(Input records)
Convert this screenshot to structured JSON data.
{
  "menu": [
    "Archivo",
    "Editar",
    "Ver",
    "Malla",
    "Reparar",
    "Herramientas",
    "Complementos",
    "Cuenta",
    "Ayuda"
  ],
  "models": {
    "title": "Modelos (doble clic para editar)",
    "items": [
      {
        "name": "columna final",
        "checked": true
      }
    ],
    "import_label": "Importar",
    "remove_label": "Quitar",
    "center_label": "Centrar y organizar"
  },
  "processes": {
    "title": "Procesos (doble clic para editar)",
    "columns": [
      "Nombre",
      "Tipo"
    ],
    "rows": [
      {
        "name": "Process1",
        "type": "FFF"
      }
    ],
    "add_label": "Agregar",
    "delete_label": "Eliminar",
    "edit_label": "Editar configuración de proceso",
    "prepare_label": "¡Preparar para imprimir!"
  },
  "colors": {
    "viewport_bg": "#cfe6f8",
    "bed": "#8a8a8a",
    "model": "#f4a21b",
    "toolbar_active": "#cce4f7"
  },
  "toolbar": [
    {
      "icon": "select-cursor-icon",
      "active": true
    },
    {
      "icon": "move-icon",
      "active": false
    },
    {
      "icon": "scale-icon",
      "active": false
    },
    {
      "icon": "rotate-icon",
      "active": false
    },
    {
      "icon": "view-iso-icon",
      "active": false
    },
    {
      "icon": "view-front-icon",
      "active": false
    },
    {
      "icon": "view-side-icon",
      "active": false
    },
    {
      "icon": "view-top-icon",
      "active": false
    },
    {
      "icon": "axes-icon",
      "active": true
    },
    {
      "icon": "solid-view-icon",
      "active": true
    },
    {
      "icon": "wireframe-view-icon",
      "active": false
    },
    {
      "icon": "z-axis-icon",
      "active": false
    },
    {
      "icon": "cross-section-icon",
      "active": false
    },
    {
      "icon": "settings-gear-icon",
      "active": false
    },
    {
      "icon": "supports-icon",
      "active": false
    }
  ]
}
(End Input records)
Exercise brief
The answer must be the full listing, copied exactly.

Written response
Convert this screenshot to structured JSON data.
{
  "menu": [
    "Archivo",
    "Editar",
    "Ver",
    "Malla",
    "Reparar",
    "Herramientas",
    "Complementos",
    "Cuenta",
    "Ayuda"
  ],
  "models": {
    "title": "Modelos (doble clic para editar)",
    "items": [
      {
        "name": "columna final",
        "checked": true
      }
    ],
    "import_label": "Importar",
    "remove_label": "Quitar",
    "center_label": "Centrar y organizar"
  },
  "processes": {
    "title": "Procesos (doble clic para editar)",
    "columns": [
      "Nombre",
      "Tipo"
    ],
    "rows": [
      {
        "name": "Process1",
        "type": "FFF"
      }
    ],
    "add_label": "Agregar",
    "delete_label": "Eliminar",
    "edit_label": "Editar configuración de proceso",
    "prepare_label": "¡Preparar para imprimir!"
  },
  "colors": {
    "viewport_bg": "#cfe6f8",
    "bed": "#8a8a8a",
    "model": "#f4a21b",
    "toolbar_active": "#cce4f7"
  },
  "toolbar": [
    {
      "icon": "select-cursor-icon",
      "active": true
    },
    {
      "icon": "move-icon",
      "active": false
    },
    {
      "icon": "scale-icon",
      "active": false
    },
    {
      "icon": "rotate-icon",
      "active": false
    },
    {
      "icon": "view-iso-icon",
      "active": false
    },
    {
      "icon": "view-front-icon",
      "active": false
    },
    {
      "icon": "view-side-icon",
      "active": false
    },
    {
      "icon": "view-top-icon",
      "active": false
    },
    {
      "icon": "axes-icon",
      "active": true
    },
    {
      "icon": "solid-view-icon",
      "active": true
    },
    {
      "icon": "wireframe-view-icon",
      "active": false
    },
    {
      "icon": "z-axis-icon",
      "active": false
    },
    {
      "icon": "cross-section-icon",
      "active": false
    },
    {
      "icon": "settings-gear-icon",
      "active": false
    },
    {
      "icon": "supports-icon",
      "active": false
    }
  ]
}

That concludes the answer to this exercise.